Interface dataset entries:
● ● ● ●

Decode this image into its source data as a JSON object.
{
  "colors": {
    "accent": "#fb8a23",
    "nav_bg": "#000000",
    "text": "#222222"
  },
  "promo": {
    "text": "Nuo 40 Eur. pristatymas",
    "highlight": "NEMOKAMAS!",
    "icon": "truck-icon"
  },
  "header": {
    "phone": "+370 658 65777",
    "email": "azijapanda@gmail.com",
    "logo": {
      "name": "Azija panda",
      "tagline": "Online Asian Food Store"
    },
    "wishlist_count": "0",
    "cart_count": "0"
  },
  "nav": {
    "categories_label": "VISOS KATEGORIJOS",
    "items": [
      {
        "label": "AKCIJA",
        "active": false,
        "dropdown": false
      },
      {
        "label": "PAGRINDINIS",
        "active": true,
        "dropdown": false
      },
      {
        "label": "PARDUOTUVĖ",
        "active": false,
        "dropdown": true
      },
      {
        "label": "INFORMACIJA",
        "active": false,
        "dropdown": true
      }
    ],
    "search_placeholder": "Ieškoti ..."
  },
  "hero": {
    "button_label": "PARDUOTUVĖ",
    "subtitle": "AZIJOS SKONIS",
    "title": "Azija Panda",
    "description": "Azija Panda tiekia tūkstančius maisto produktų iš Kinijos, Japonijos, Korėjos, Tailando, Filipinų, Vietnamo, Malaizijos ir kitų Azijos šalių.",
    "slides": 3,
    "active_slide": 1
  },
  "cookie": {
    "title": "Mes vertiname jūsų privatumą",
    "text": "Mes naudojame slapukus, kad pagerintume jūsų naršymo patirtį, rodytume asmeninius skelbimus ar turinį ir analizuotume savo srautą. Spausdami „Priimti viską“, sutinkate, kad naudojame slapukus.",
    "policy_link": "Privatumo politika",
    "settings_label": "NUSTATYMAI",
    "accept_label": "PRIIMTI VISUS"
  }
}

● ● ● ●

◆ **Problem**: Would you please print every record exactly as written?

◆ **Answer space**:
Decode this image into its source data as a JSON object.
{
  "colors": {
    "accent": "#fb8a23",
    "nav_bg": "#000000",
    "text": "#222222"
  },
  "promo": {
    "text": "Nuo 40 Eur. pristatymas",
    "highlight": "NEMOKAMAS!",
    "icon": "truck-icon"
  },
  "header": {
    "phone": "+370 658 65777",
    "email": "azijapanda@gmail.com",
    "logo": {
      "name": "Azija panda",
      "tagline": "Online Asian Food Store"
    },
    "wishlist_count": "0",
    "cart_count": "0"
  },
  "nav": {
    "categories_label": "VISOS KATEGORIJOS",
    "items": [
      {
        "label": "AKCIJA",
        "active": false,
        "dropdown": false
      },
      {
        "label": "PAGRINDINIS",
        "active": true,
        "dropdown": false
      },
      {
        "label": "PARDUOTUVĖ",
        "active": false,
        "dropdown": true
      },
      {
        "label": "INFORMACIJA",
        "active": false,
        "dropdown": true
      }
    ],
    "search_placeholder": "Ieškoti ..."
  },
  "hero": {
    "button_label": "PARDUOTUVĖ",
    "subtitle": "AZIJOS SKONIS",
    "title": "Azija Panda",
    "description": "Azija Panda tiekia tūkstančius maisto produktų iš Kinijos, Japonijos, Korėjos, Tailando, Filipinų, Vietnamo, Malaizijos ir kitų Azijos šalių.",
    "slides": 3,
    "active_slide": 1
  },
  "cookie": {
    "title": "Mes vertiname jūsų privatumą",
    "text": "Mes naudojame slapukus, kad pagerintume jūsų naršymo patirtį, rodytume asmeninius skelbimus ar turinį ir analizuotume savo srautą. Spausdami „Priimti viską“, sutinkate, kad naudojame slapukus.",
    "policy_link": "Privatumo politika",
    "settings_label": "NUSTATYMAI",
    "accept_label": "PRIIMTI VISUS"
  }
}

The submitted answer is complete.